## PROBLEM STATEMENT:
Every entry that follows is to be set down exactly, with its pictures omitted.
___ AVAILABLE DATA
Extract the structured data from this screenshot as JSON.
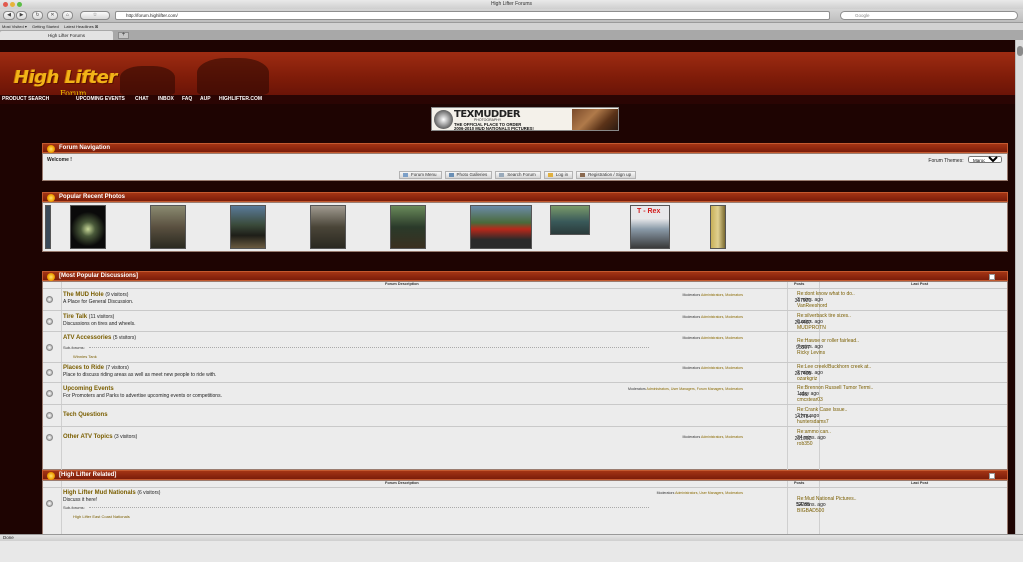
{
  "window": {
    "title": "High Lifter Forums"
  },
  "browser": {
    "url": "http://forum.highlifter.com/",
    "search_placeholder": "Google",
    "bookmarks": [
      "Most Visited ▾",
      "Getting Started",
      "Latest Headlines ⊠"
    ],
    "tab_title": "High Lifter Forums",
    "new_tab": "+",
    "status": "Done"
  },
  "colors": {
    "accent": "#a43414",
    "link": "#7a5e00",
    "page_bg": "#1e0402",
    "gold": "#f2b318"
  },
  "site": {
    "logo": "High Lifter",
    "logo_sub": "Forum",
    "nav": [
      "PRODUCT SEARCH",
      "UPCOMING EVENTS",
      "CHAT",
      "INBOX",
      "FAQ",
      "AUP",
      "HIGHLIFTER.COM"
    ]
  },
  "banner": {
    "brand": "TEXMUDDER",
    "brand_sub": "PHOTOGRAPHY",
    "line1": "THE OFFICIAL PLACE TO ORDER",
    "line2": "2006-2010 MUD NATIONALS PICTURES!"
  },
  "forum_nav": {
    "title": "Forum Navigation",
    "welcome": "Welcome !",
    "themes_label": "Forum Themes:",
    "theme_selected": "Maroon",
    "links": [
      "Forum Menu",
      "Photo Galleries",
      "Search Forum",
      "Log in",
      "Registration / Sign up"
    ]
  },
  "photos": {
    "title": "Popular Recent Photos",
    "rex_label": "T - Rex"
  },
  "mark_read": "Mark All Forums Read",
  "popular": {
    "title": "[Most Popular Discussions]",
    "col_desc": "Forum Description",
    "col_posts": "Posts",
    "col_last": "Last Post",
    "forums": [
      {
        "title": "The MUD Hole",
        "visitors": "(9 visitors)",
        "desc": "A Place for General Discussion.",
        "mods_label": "Moderators",
        "mods": "Administrators, Moderators",
        "posts": "367921",
        "last_title": "Re:dont know what to do..",
        "last_time": "3 mins. ago",
        "last_user": "VanReeshord"
      },
      {
        "title": "Tire Talk",
        "visitors": "(11 visitors)",
        "desc": "Discussions on tires and wheels.",
        "mods_label": "Moderators",
        "mods": "Administrators, Moderators",
        "posts": "264467",
        "last_title": "Re:silverback tire sizes..",
        "last_time": "0 mins. ago",
        "last_user": "MUDPROTN"
      },
      {
        "title": "ATV Accessories",
        "visitors": "(5 visitors)",
        "desc": "",
        "subforums": "Sub-forums:",
        "sublink": "Winnies Tank",
        "mods_label": "Moderators",
        "mods": "Administrators, Moderators",
        "posts": "95597",
        "last_title": "Re:Hawse or roller fairlead..",
        "last_time": "7 mins. ago",
        "last_user": "Ricky Levins"
      },
      {
        "title": "Places to Ride",
        "visitors": "(7 visitors)",
        "desc": "Place to discuss riding areas as well as meet new people to ride with.",
        "mods_label": "Moderators",
        "mods": "Administrators, Moderators",
        "posts": "257405",
        "last_title": "Re:Lee creek/Buckhorn creek at..",
        "last_time": "2 mins. ago",
        "last_user": "ozarkgriz"
      },
      {
        "title": "Upcoming Events",
        "visitors": "",
        "desc": "For Promoters and Parks to advertise upcoming events or competitions.",
        "mods_label": "Moderators",
        "mods": "Administrators, User Managers, Forum Managers, Moderators",
        "posts": "465",
        "last_title": "Re:Brennon Russell Tumor Termi..",
        "last_time": "1 day ago",
        "last_user": "cmcstear03"
      },
      {
        "title": "Tech Questions",
        "visitors": "",
        "desc": "",
        "mods_label": "",
        "mods": "",
        "posts": "142784",
        "last_title": "Re:Crank Case Issue..",
        "last_time": "2 hrs. ago",
        "last_user": "huntersdams7"
      },
      {
        "title": "Other ATV Topics",
        "visitors": "(3 visitors)",
        "desc": "",
        "mods_label": "Moderators",
        "mods": "Administrators, Moderators",
        "posts": "201062",
        "last_title": "Re:ammo can..",
        "last_time": "24 mins. ago",
        "last_user": "rob350"
      }
    ]
  },
  "related": {
    "title": "[High Lifter Related]",
    "col_desc": "Forum Description",
    "col_posts": "Posts",
    "col_last": "Last Post",
    "forums": [
      {
        "title": "High Lifter Mud Nationals",
        "visitors": "(6 visitors)",
        "desc": "Discuss it here!",
        "subforums": "Sub-forums:",
        "sublink": "High Lifter East Coast Nationals",
        "mods_label": "Moderators",
        "mods": "Administrators, User Managers, Moderators",
        "posts": "52285",
        "last_title": "Re:Mud National Pictures..",
        "last_time": "54 mins. ago",
        "last_user": "BIGBAD500"
      }
    ]
  }
}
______
## SOLVED PROBLEM:
Extract the structured data from this screenshot as JSON.
{
  "window": {
    "title": "High Lifter Forums"
  },
  "browser": {
    "url": "http://forum.highlifter.com/",
    "search_placeholder": "Google",
    "bookmarks": [
      "Most Visited ▾",
      "Getting Started",
      "Latest Headlines ⊠"
    ],
    "tab_title": "High Lifter Forums",
    "new_tab": "+",
    "status": "Done"
  },
  "colors": {
    "accent": "#a43414",
    "link": "#7a5e00",
    "page_bg": "#1e0402",
    "gold": "#f2b318"
  },
  "site": {
    "logo": "High Lifter",
    "logo_sub": "Forum",
    "nav": [
      "PRODUCT SEARCH",
      "UPCOMING EVENTS",
      "CHAT",
      "INBOX",
      "FAQ",
      "AUP",
      "HIGHLIFTER.COM"
    ]
  },
  "banner": {
    "brand": "TEXMUDDER",
    "brand_sub": "PHOTOGRAPHY",
    "line1": "THE OFFICIAL PLACE TO ORDER",
    "line2": "2006-2010 MUD NATIONALS PICTURES!"
  },
  "forum_nav": {
    "title": "Forum Navigation",
    "welcome": "Welcome !",
    "themes_label": "Forum Themes:",
    "theme_selected": "Maroon",
    "links": [
      "Forum Menu",
      "Photo Galleries",
      "Search Forum",
      "Log in",
      "Registration / Sign up"
    ]
  },
  "photos": {
    "title": "Popular Recent Photos",
    "rex_label": "T - Rex"
  },
  "mark_read": "Mark All Forums Read",
  "popular": {
    "title": "[Most Popular Discussions]",
    "col_desc": "Forum Description",
    "col_posts": "Posts",
    "col_last": "Last Post",
    "forums": [
      {
        "title": "The MUD Hole",
        "visitors": "(9 visitors)",
        "desc": "A Place for General Discussion.",
        "mods_label": "Moderators",
        "mods": "Administrators, Moderators",
        "posts": "367921",
        "last_title": "Re:dont know what to do..",
        "last_time": "3 mins. ago",
        "last_user": "VanReeshord"
      },
      {
        "title": "Tire Talk",
        "visitors": "(11 visitors)",
        "desc": "Discussions on tires and wheels.",
        "mods_label": "Moderators",
        "mods": "Administrators, Moderators",
        "posts": "264467",
        "last_title": "Re:silverback tire sizes..",
        "last_time": "0 mins. ago",
        "last_user": "MUDPROTN"
      },
      {
        "title": "ATV Accessories",
        "visitors": "(5 visitors)",
        "desc": "",
        "subforums": "Sub-forums:",
        "sublink": "Winnies Tank",
        "mods_label": "Moderators",
        "mods": "Administrators, Moderators",
        "posts": "95597",
        "last_title": "Re:Hawse or roller fairlead..",
        "last_time": "7 mins. ago",
        "last_user": "Ricky Levins"
      },
      {
        "title": "Places to Ride",
        "visitors": "(7 visitors)",
        "desc": "Place to discuss riding areas as well as meet new people to ride with.",
        "mods_label": "Moderators",
        "mods": "Administrators, Moderators",
        "posts": "257405",
        "last_title": "Re:Lee creek/Buckhorn creek at..",
        "last_time": "2 mins. ago",
        "last_user": "ozarkgriz"
      },
      {
        "title": "Upcoming Events",
        "visitors": "",
        "desc": "For Promoters and Parks to advertise upcoming events or competitions.",
        "mods_label": "Moderators",
        "mods": "Administrators, User Managers, Forum Managers, Moderators",
        "posts": "465",
        "last_title": "Re:Brennon Russell Tumor Termi..",
        "last_time": "1 day ago",
        "last_user": "cmcstear03"
      },
      {
        "title": "Tech Questions",
        "visitors": "",
        "desc": "",
        "mods_label": "",
        "mods": "",
        "posts": "142784",
        "last_title": "Re:Crank Case Issue..",
        "last_time": "2 hrs. ago",
        "last_user": "huntersdams7"
      },
      {
        "title": "Other ATV Topics",
        "visitors": "(3 visitors)",
        "desc": "",
        "mods_label": "Moderators",
        "mods": "Administrators, Moderators",
        "posts": "201062",
        "last_title": "Re:ammo can..",
        "last_time": "24 mins. ago",
        "last_user": "rob350"
      }
    ]
  },
  "related": {
    "title": "[High Lifter Related]",
    "col_desc": "Forum Description",
    "col_posts": "Posts",
    "col_last": "Last Post",
    "forums": [
      {
        "title": "High Lifter Mud Nationals",
        "visitors": "(6 visitors)",
        "desc": "Discuss it here!",
        "subforums": "Sub-forums:",
        "sublink": "High Lifter East Coast Nationals",
        "mods_label": "Moderators",
        "mods": "Administrators, User Managers, Moderators",
        "posts": "52285",
        "last_title": "Re:Mud National Pictures..",
        "last_time": "54 mins. ago",
        "last_user": "BIGBAD500"
      }
    ]
  }
}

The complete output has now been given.